A new exhibition in Dublin aims to rid us of the 'amnesia' of women's stories from Irish history.
“Blazing a Trail: Lives and Legacies of Irish Diaspora Women” exhibition, in association with Herstory, Epic and Ireland’s Department of Foreign Affairs and Trade, celebrates the lives and legacies of some amazing Irish women… and when it's done in Dublin, it's going on a world tour.
At the Irish emigration museum in Dublin’s docklands a new exhibition “Blazing a Trail: Lives and Legacies of Irish Diaspora Women” will launch this week. The exhibition, celebrating 21 pioneering Irish diaspora women of the 19th and 20th centuries who blazed a trail in a wide range of fields, will then leave Dublin and travel to Irish embassies around the world over the coming years.
The new exhibit, in EPIC, Herstory and the Department of Foreign Affairs and Trade, marks the centenary of partial women’s suffrage, the right of Irish and British women to vote in elections. Individual Irishwomen across the globe struggled for their own professional recognition, and for justice and equality for others.

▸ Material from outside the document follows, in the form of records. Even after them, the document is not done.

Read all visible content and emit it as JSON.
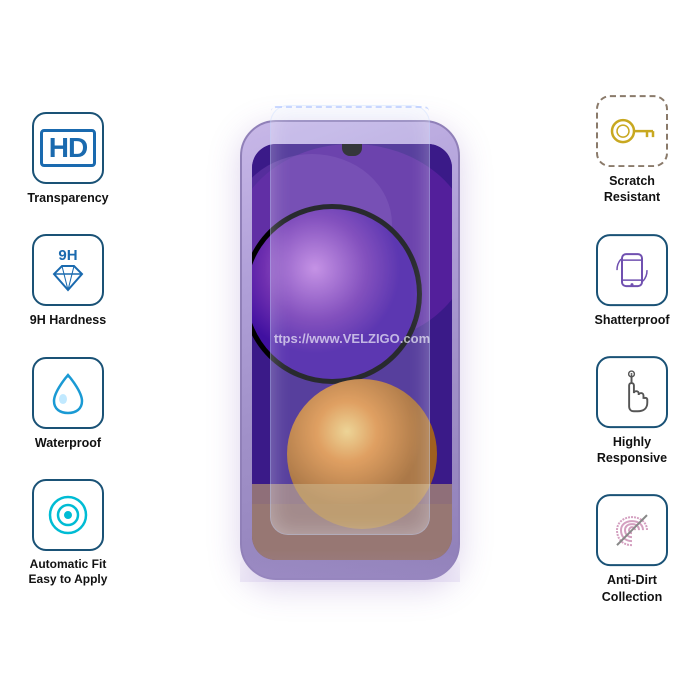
{
  "features": {
    "left": [
      {
        "id": "hd-transparency",
        "icon": "hd",
        "label": "Transparency"
      },
      {
        "id": "9h-hardness",
        "icon": "diamond",
        "label": "9H Hardness"
      },
      {
        "id": "waterproof",
        "icon": "drop",
        "label": "Waterproof"
      },
      {
        "id": "auto-fit",
        "icon": "circle-target",
        "label": "Automatic Fit\nEasy to Apply"
      }
    ],
    "right": [
      {
        "id": "scratch-resistant",
        "icon": "key",
        "label": "Scratch\nResistant"
      },
      {
        "id": "shatterproof",
        "icon": "phone-rotate",
        "label": "Shatterproof"
      },
      {
        "id": "highly-responsive",
        "icon": "hand-touch",
        "label": "Highly\nResponsive"
      },
      {
        "id": "anti-dirt",
        "icon": "fingerprint",
        "label": "Anti-Dirt\nCollection"
      }
    ]
  },
  "watermark": "ttps://www.VELZIGO.com",
  "watermark2": "https://www.V",
  "brand": "VELZIGO"
}
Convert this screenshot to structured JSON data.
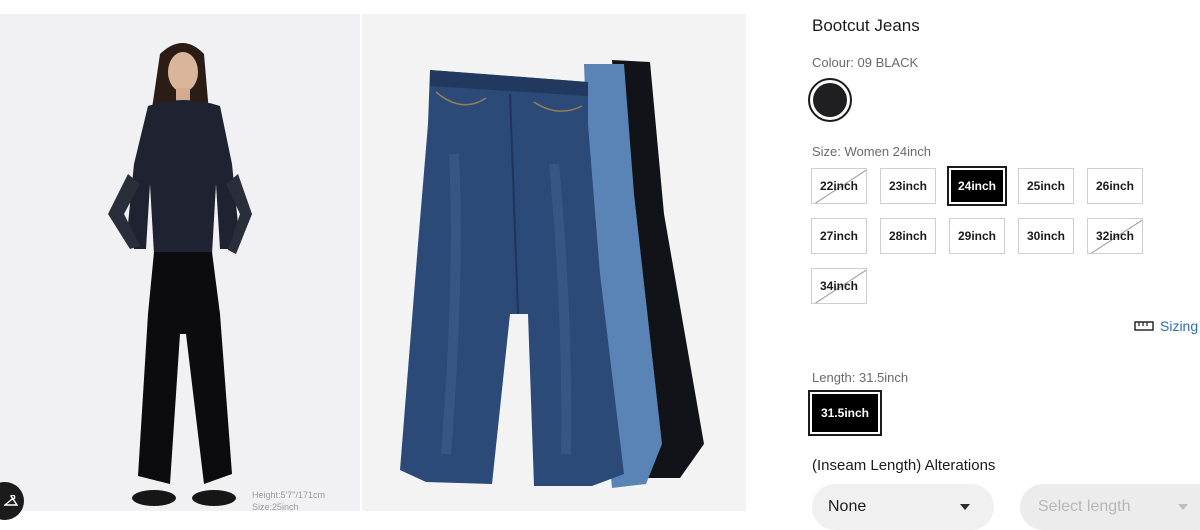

Dr Angela Byrne, DFAT Historian-in-Residence at EPIC, who curated the exhibition said:
“This is the first time there has been an exhibition celebrating what Irish diaspora women have accomplished. I’m delighted to be bringing these stories to an audience both in Ireland and to the global Irish community. There’s a wider rediscovery and awareness of Irish women’s histories taking place right now which is very encouraging to see.”
Some of the Irish women featured in ‘Blazing a Trail’ include designer and architect Eileen Gray; computer programming pioneer Kay McNulty; poet, mystic and trade unionist Eva Gore-Booth; tennis champion Mabel Cahill; medical missionary Sr Dr Maura Lynch; and ‘most dangerous woman in America’s Mother Jones. As part of the exhibition, Hungarian artist Szabolcs Kariko has created original portraits of several of the women.
Commenting on those featured in the exhibition Minister of State for the Diaspora and International Development Ciarán Cannon, said:
“The 21 women featured in the exhibition led extraordinary lives, yet they are only a small sample of the many outstanding Irish women who made significant contributions both at home and abroad. This exhibition is a fantastic way of honouring and celebrating those women.”
Emigration offered many women access to education, careers and other opportunities that may not have been available in Ireland. These women made their mark across the globe, innovating in every field and paving the way for others to follow, navigating a male-dominated society on their own terms.
The Irish Herstory Movement tells the stories of contemporary, mythological and historical women. Found of the movement Melanie Lynch said of the new exhibition:
“After three years running Herstory, I have to confess that I had heard of only eight women featured in this exhibition. From our research, we know that the amnesia of women’s stories is not just an Irish problem – this is a global phenomenon. The Blazing a Trail exhibition is only the beginning. Every January, the Herstory Light Festival presents a wonderful opportunity to share new women's stories.”
‘Blazing a Trail’ is free and open to the public at EPIC The Irish Emigration Museum in the CHQ Building from Nov 12 to 25, 2018 from 9.30am-6.30pm. The exhibition will then travel to Irish embassies around the world over the coming years. On November 24th and 25th, there will be a Story Collecting Weekend at EPIC to gather new and previously unheard stories of women migrants.